# Work instruction
An exact copy of every record below is required, with the pictures left out.
+++
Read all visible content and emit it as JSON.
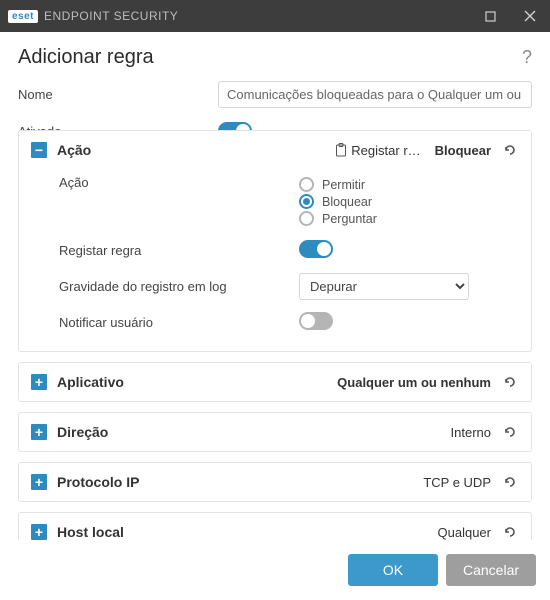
{
  "titlebar": {
    "brand_badge": "eset",
    "brand_product": "ENDPOINT SECURITY"
  },
  "header": {
    "title": "Adicionar regra"
  },
  "form": {
    "name_label": "Nome",
    "name_value": "Comunicações bloqueadas para o Qualquer um ou nenhum",
    "enabled_label": "Ativado",
    "enabled": true
  },
  "panels": {
    "action": {
      "title": "Ação",
      "summary_log_prefix": "Registar r…",
      "summary_value": "Bloquear",
      "fields": {
        "action_label": "Ação",
        "options": {
          "allow": "Permitir",
          "block": "Bloquear",
          "ask": "Perguntar"
        },
        "selected": "block",
        "log_rule_label": "Registar regra",
        "log_rule_on": true,
        "log_severity_label": "Gravidade do registro em log",
        "log_severity_value": "Depurar",
        "notify_user_label": "Notificar usuário",
        "notify_user_on": false
      }
    },
    "application": {
      "title": "Aplicativo",
      "summary": "Qualquer um ou nenhum"
    },
    "direction": {
      "title": "Direção",
      "summary": "Interno"
    },
    "ip_protocol": {
      "title": "Protocolo IP",
      "summary": "TCP e UDP"
    },
    "local_host": {
      "title": "Host local",
      "summary": "Qualquer"
    }
  },
  "footer": {
    "ok": "OK",
    "cancel": "Cancelar"
  }
}
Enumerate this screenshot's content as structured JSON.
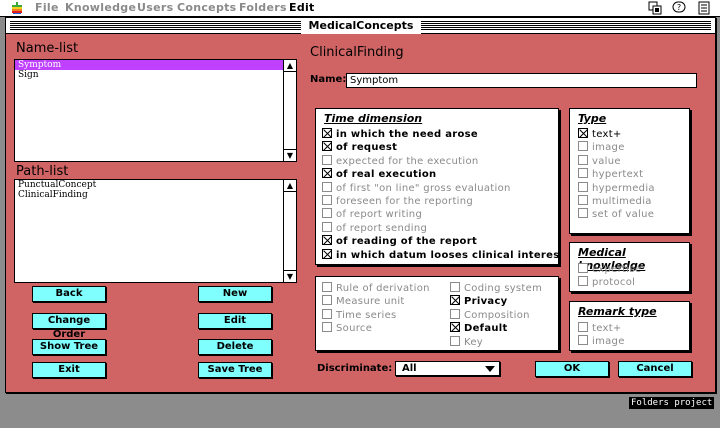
{
  "menubar": {
    "items": [
      "File",
      "Knowledge",
      "Users",
      "Concepts",
      "Folders",
      "Edit"
    ]
  },
  "window": {
    "title": "MedicalConcepts"
  },
  "name_list": {
    "label": "Name-list",
    "items": [
      "Symptom",
      "Sign"
    ],
    "selected": "Symptom"
  },
  "path_list": {
    "label": "Path-list",
    "items": [
      "PunctualConcept",
      "ClinicalFinding"
    ]
  },
  "buttons": {
    "back": "Back",
    "new": "New",
    "change_order": "Change Order",
    "edit": "Edit",
    "show_tree": "Show Tree",
    "delete": "Delete",
    "exit": "Exit",
    "save_tree": "Save Tree",
    "ok": "OK",
    "cancel": "Cancel"
  },
  "form": {
    "heading": "ClinicalFinding",
    "name_label": "Name:",
    "name_value": "Symptom"
  },
  "time_dimension": {
    "title": "Time dimension",
    "options": [
      {
        "label": "in which the need arose",
        "checked": true,
        "enabled": true
      },
      {
        "label": "of request",
        "checked": true,
        "enabled": true
      },
      {
        "label": "expected for the execution",
        "checked": false,
        "enabled": false
      },
      {
        "label": "of real execution",
        "checked": true,
        "enabled": true
      },
      {
        "label": "of first \"on line\" gross evaluation",
        "checked": false,
        "enabled": false
      },
      {
        "label": "foreseen for the reporting",
        "checked": false,
        "enabled": false
      },
      {
        "label": "of report writing",
        "checked": false,
        "enabled": false
      },
      {
        "label": "of report sending",
        "checked": false,
        "enabled": false
      },
      {
        "label": "of reading of the report",
        "checked": true,
        "enabled": true
      },
      {
        "label": "in which datum looses clinical interes",
        "checked": true,
        "enabled": true
      }
    ]
  },
  "type": {
    "title": "Type",
    "options": [
      {
        "label": "text+",
        "checked": true,
        "enabled": true
      },
      {
        "label": "image",
        "checked": false,
        "enabled": false
      },
      {
        "label": "value",
        "checked": false,
        "enabled": false
      },
      {
        "label": "hypertext",
        "checked": false,
        "enabled": false
      },
      {
        "label": "hypermedia",
        "checked": false,
        "enabled": false
      },
      {
        "label": "multimedia",
        "checked": false,
        "enabled": false
      },
      {
        "label": "set of value",
        "checked": false,
        "enabled": false
      }
    ]
  },
  "medical_knowledge": {
    "title": "Medical knowledge",
    "options": [
      {
        "label": "expertise",
        "checked": false,
        "enabled": false
      },
      {
        "label": "protocol",
        "checked": false,
        "enabled": false
      }
    ]
  },
  "remark_type": {
    "title": "Remark type",
    "options": [
      {
        "label": "text+",
        "checked": false,
        "enabled": false
      },
      {
        "label": "image",
        "checked": false,
        "enabled": false
      }
    ]
  },
  "attributes": {
    "left": [
      {
        "label": "Rule of derivation",
        "checked": false,
        "enabled": false
      },
      {
        "label": "Measure unit",
        "checked": false,
        "enabled": false
      },
      {
        "label": "Time series",
        "checked": false,
        "enabled": false
      },
      {
        "label": "Source",
        "checked": false,
        "enabled": false
      }
    ],
    "right": [
      {
        "label": "Coding system",
        "checked": false,
        "enabled": false
      },
      {
        "label": "Privacy",
        "checked": true,
        "enabled": true
      },
      {
        "label": "Composition",
        "checked": false,
        "enabled": false
      },
      {
        "label": "Default",
        "checked": true,
        "enabled": true
      },
      {
        "label": "Key",
        "checked": false,
        "enabled": false
      }
    ]
  },
  "discriminate": {
    "label": "Discriminate:",
    "value": "All"
  },
  "status": {
    "tooltip": "Folders project"
  },
  "colors": {
    "window_bg": "#d06464",
    "button_bg": "#80ffff",
    "selection": "#c040ff",
    "desktop": "#8c8c8c"
  }
}
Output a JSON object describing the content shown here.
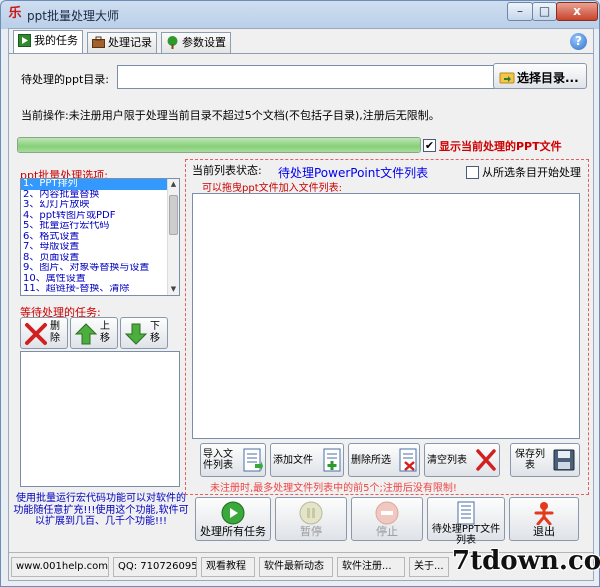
{
  "window": {
    "title": "ppt批量处理大师",
    "app_icon": "乐",
    "controls": {
      "minimize": "–",
      "maximize": "□",
      "close": "x"
    }
  },
  "tabs": [
    {
      "label": "我的任务",
      "icon": "play-icon",
      "active": true
    },
    {
      "label": "处理记录",
      "icon": "briefcase-icon",
      "active": false
    },
    {
      "label": "参数设置",
      "icon": "tree-icon",
      "active": false
    }
  ],
  "help": {
    "glyph": "?"
  },
  "directory": {
    "label": "待处理的ppt目录:",
    "value": "",
    "select_button": "选择目录..."
  },
  "current_operation": "当前操作:未注册用户限于处理当前目录不超过5个文档(不包括子目录),注册后无限制。",
  "progress": {
    "fraction": 1.0
  },
  "show_current": {
    "checked": true,
    "label": "显示当前处理的PPT文件"
  },
  "options": {
    "title": "ppt批量处理选项:",
    "items": [
      "1、PPT排列",
      "2、内容批量替换",
      "3、幻灯片放映",
      "4、ppt转图片或PDF",
      "5、批量运行宏代码",
      "6、格式设置",
      "7、母版设置",
      "8、页面设置",
      "9、图片、对象等替换与设置",
      "10、属性设置",
      "11、超链接-替换、清除"
    ],
    "selected_index": 0
  },
  "waiting": {
    "title": "等待处理的任务:",
    "buttons": {
      "delete": "删除",
      "up": "上移",
      "down": "下移"
    }
  },
  "note": "使用批量运行宏代码功能可以对软件的功能随任意扩充!!!使用这个功能,软件可以扩展到几百、几千个功能!!!",
  "file_group": {
    "status_label": "当前列表状态:",
    "title": "待处理PowerPoint文件列表",
    "subtitle": "可以拖曳ppt文件加入文件列表:",
    "from_selected": {
      "checked": false,
      "label": "从所选条目开始处理"
    },
    "buttons": {
      "import": "导入文件列表",
      "add": "添加文件",
      "delete_selected": "删除所选",
      "clear": "清空列表",
      "save": "保存列表"
    },
    "limit_note": "未注册时,最多处理文件列表中的前5个;注册后没有限制!"
  },
  "bottom_buttons": {
    "process_all": "处理所有任务",
    "pause": "暂停",
    "stop": "停止",
    "pending_list": "待处理PPT文件列表",
    "exit": "退出"
  },
  "statusbar": {
    "site": "www.001help.com",
    "qq": "QQ: 710726095",
    "tutorial": "观看教程",
    "news": "软件最新动态",
    "register": "软件注册...",
    "about": "关于..."
  },
  "watermark": "7tdown.com",
  "colors": {
    "accent_red": "#cc0000",
    "accent_blue": "#0000ee",
    "selection": "#3399ff",
    "progress_green": "#86cf78"
  }
}
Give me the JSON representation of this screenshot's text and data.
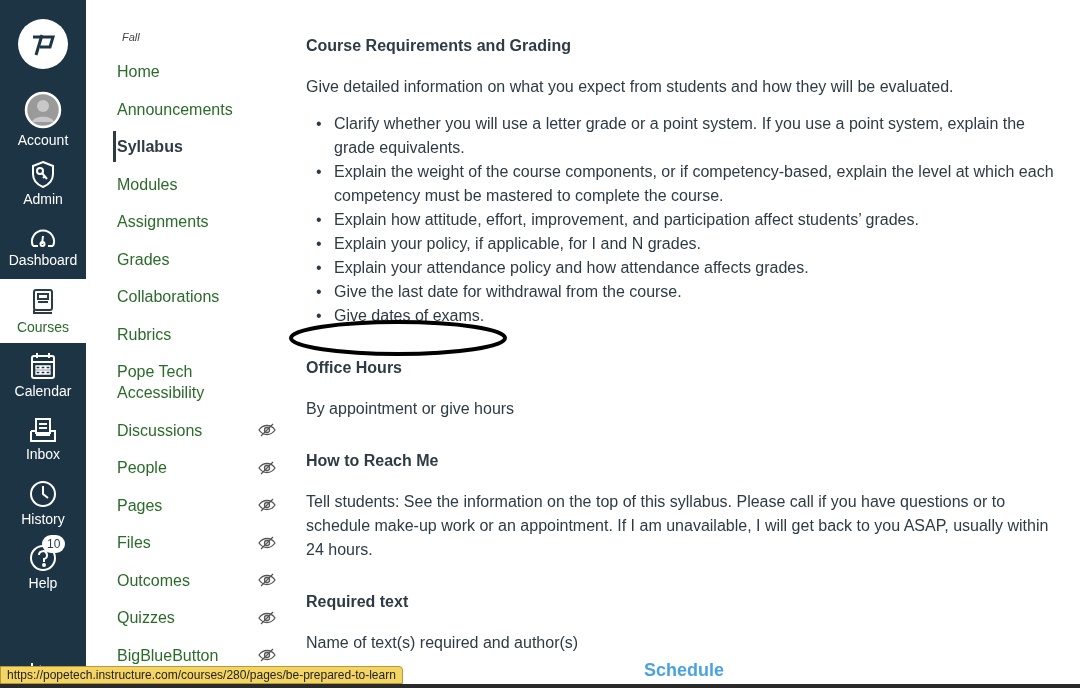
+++
# Expected output
Read all visible content and emit it as JSON.
{
  "titlebar": {
    "brand_badge": "eset",
    "brand_product": "ENDPOINT SECURITY"
  },
  "header": {
    "title": "Adicionar regra"
  },
  "form": {
    "name_label": "Nome",
    "name_value": "Comunicações bloqueadas para o Qualquer um ou nenhum",
    "enabled_label": "Ativado",
    "enabled": true
  },
  "panels": {
    "action": {
      "title": "Ação",
      "summary_log_prefix": "Registar r…",
      "summary_value": "Bloquear",
      "fields": {
        "action_label": "Ação",
        "options": {
          "allow": "Permitir",
          "block": "Bloquear",
          "ask": "Perguntar"
        },
        "selected": "block",
        "log_rule_label": "Registar regra",
        "log_rule_on": true,
        "log_severity_label": "Gravidade do registro em log",
        "log_severity_value": "Depurar",
        "notify_user_label": "Notificar usuário",
        "notify_user_on": false
      }
    },
    "application": {
      "title": "Aplicativo",
      "summary": "Qualquer um ou nenhum"
    },
    "direction": {
      "title": "Direção",
      "summary": "Interno"
    },
    "ip_protocol": {
      "title": "Protocolo IP",
      "summary": "TCP e UDP"
    },
    "local_host": {
      "title": "Host local",
      "summary": "Qualquer"
    }
  },
  "footer": {
    "ok": "OK",
    "cancel": "Cancelar"
  }
}
Enumerate this screenshot's content as structured JSON.
{
  "menubar": {
    "items": [
      "File",
      "Knowledge",
      "Users",
      "Concepts",
      "Folders",
      "Edit"
    ]
  },
  "window": {
    "title": "MedicalConcepts"
  },
  "name_list": {
    "label": "Name-list",
    "items": [
      "Symptom",
      "Sign"
    ],
    "selected": "Symptom"
  },
  "path_list": {
    "label": "Path-list",
    "items": [
      "PunctualConcept",
      "ClinicalFinding"
    ]
  },
  "buttons": {
    "back": "Back",
    "new": "New",
    "change_order": "Change Order",
    "edit": "Edit",
    "show_tree": "Show Tree",
    "delete": "Delete",
    "exit": "Exit",
    "save_tree": "Save Tree",
    "ok": "OK",
    "cancel": "Cancel"
  },
  "form": {
    "heading": "ClinicalFinding",
    "name_label": "Name:",
    "name_value": "Symptom"
  },
  "time_dimension": {
    "title": "Time dimension",
    "options": [
      {
        "label": "in which the need arose",
        "checked": true,
        "enabled": true
      },
      {
        "label": "of request",
        "checked": true,
        "enabled": true
      },
      {
        "label": "expected for the execution",
        "checked": false,
        "enabled": false
      },
      {
        "label": "of real execution",
        "checked": true,
        "enabled": true
      },
      {
        "label": "of first \"on line\" gross evaluation",
        "checked": false,
        "enabled": false
      },
      {
        "label": "foreseen for the reporting",
        "checked": false,
        "enabled": false
      },
      {
        "label": "of report writing",
        "checked": false,
        "enabled": false
      },
      {
        "label": "of report sending",
        "checked": false,
        "enabled": false
      },
      {
        "label": "of reading of the report",
        "checked": true,
        "enabled": true
      },
      {
        "label": "in which datum looses clinical interes",
        "checked": true,
        "enabled": true
      }
    ]
  },
  "type": {
    "title": "Type",
    "options": [
      {
        "label": "text+",
        "checked": true,
        "enabled": true
      },
      {
        "label": "image",
        "checked": false,
        "enabled": false
      },
      {
        "label": "value",
        "checked": false,
        "enabled": false
      },
      {
        "label": "hypertext",
        "checked": false,
        "enabled": false
      },
      {
        "label": "hypermedia",
        "checked": false,
        "enabled": false
      },
      {
        "label": "multimedia",
        "checked": false,
        "enabled": false
      },
      {
        "label": "set of value",
        "checked": false,
        "enabled": false
      }
    ]
  },
  "medical_knowledge": {
    "title": "Medical knowledge",
    "options": [
      {
        "label": "expertise",
        "checked": false,
        "enabled": false
      },
      {
        "label": "protocol",
        "checked": false,
        "enabled": false
      }
    ]
  },
  "remark_type": {
    "title": "Remark type",
    "options": [
      {
        "label": "text+",
        "checked": false,
        "enabled": false
      },
      {
        "label": "image",
        "checked": false,
        "enabled": false
      }
    ]
  },
  "attributes": {
    "left": [
      {
        "label": "Rule of derivation",
        "checked": false,
        "enabled": false
      },
      {
        "label": "Measure unit",
        "checked": false,
        "enabled": false
      },
      {
        "label": "Time series",
        "checked": false,
        "enabled": false
      },
      {
        "label": "Source",
        "checked": false,
        "enabled": false
      }
    ],
    "right": [
      {
        "label": "Coding system",
        "checked": false,
        "enabled": false
      },
      {
        "label": "Privacy",
        "checked": true,
        "enabled": true
      },
      {
        "label": "Composition",
        "checked": false,
        "enabled": false
      },
      {
        "label": "Default",
        "checked": true,
        "enabled": true
      },
      {
        "label": "Key",
        "checked": false,
        "enabled": false
      }
    ]
  },
  "discriminate": {
    "label": "Discriminate:",
    "value": "All"
  },
  "status": {
    "tooltip": "Folders project"
  },
  "colors": {
    "window_bg": "#d06464",
    "button_bg": "#80ffff",
    "selection": "#c040ff",
    "desktop": "#8c8c8c"
  }
}
Output a JSON object describing the content shown here.
{
  "window": {
    "title": "ppt批量处理大师",
    "app_icon": "乐",
    "controls": {
      "minimize": "–",
      "maximize": "□",
      "close": "x"
    }
  },
  "tabs": [
    {
      "label": "我的任务",
      "icon": "play-icon",
      "active": true
    },
    {
      "label": "处理记录",
      "icon": "briefcase-icon",
      "active": false
    },
    {
      "label": "参数设置",
      "icon": "tree-icon",
      "active": false
    }
  ],
  "help": {
    "glyph": "?"
  },
  "directory": {
    "label": "待处理的ppt目录:",
    "value": "",
    "select_button": "选择目录..."
  },
  "current_operation": "当前操作:未注册用户限于处理当前目录不超过5个文档(不包括子目录),注册后无限制。",
  "progress": {
    "fraction": 1.0
  },
  "show_current": {
    "checked": true,
    "label": "显示当前处理的PPT文件"
  },
  "options": {
    "title": "ppt批量处理选项:",
    "items": [
      "1、PPT排列",
      "2、内容批量替换",
      "3、幻灯片放映",
      "4、ppt转图片或PDF",
      "5、批量运行宏代码",
      "6、格式设置",
      "7、母版设置",
      "8、页面设置",
      "9、图片、对象等替换与设置",
      "10、属性设置",
      "11、超链接-替换、清除"
    ],
    "selected_index": 0
  },
  "waiting": {
    "title": "等待处理的任务:",
    "buttons": {
      "delete": "删除",
      "up": "上移",
      "down": "下移"
    }
  },
  "note": "使用批量运行宏代码功能可以对软件的功能随任意扩充!!!使用这个功能,软件可以扩展到几百、几千个功能!!!",
  "file_group": {
    "status_label": "当前列表状态:",
    "title": "待处理PowerPoint文件列表",
    "subtitle": "可以拖曳ppt文件加入文件列表:",
    "from_selected": {
      "checked": false,
      "label": "从所选条目开始处理"
    },
    "buttons": {
      "import": "导入文件列表",
      "add": "添加文件",
      "delete_selected": "删除所选",
      "clear": "清空列表",
      "save": "保存列表"
    },
    "limit_note": "未注册时,最多处理文件列表中的前5个;注册后没有限制!"
  },
  "bottom_buttons": {
    "process_all": "处理所有任务",
    "pause": "暂停",
    "stop": "停止",
    "pending_list": "待处理PPT文件列表",
    "exit": "退出"
  },
  "statusbar": {
    "site": "www.001help.com",
    "qq": "QQ: 710726095",
    "tutorial": "观看教程",
    "news": "软件最新动态",
    "register": "软件注册...",
    "about": "关于..."
  },
  "watermark": "7tdown.com",
  "colors": {
    "accent_red": "#cc0000",
    "accent_blue": "#0000ee",
    "selection": "#3399ff",
    "progress_green": "#86cf78"
  }
}
Give me the JSON representation of this screenshot's text and data.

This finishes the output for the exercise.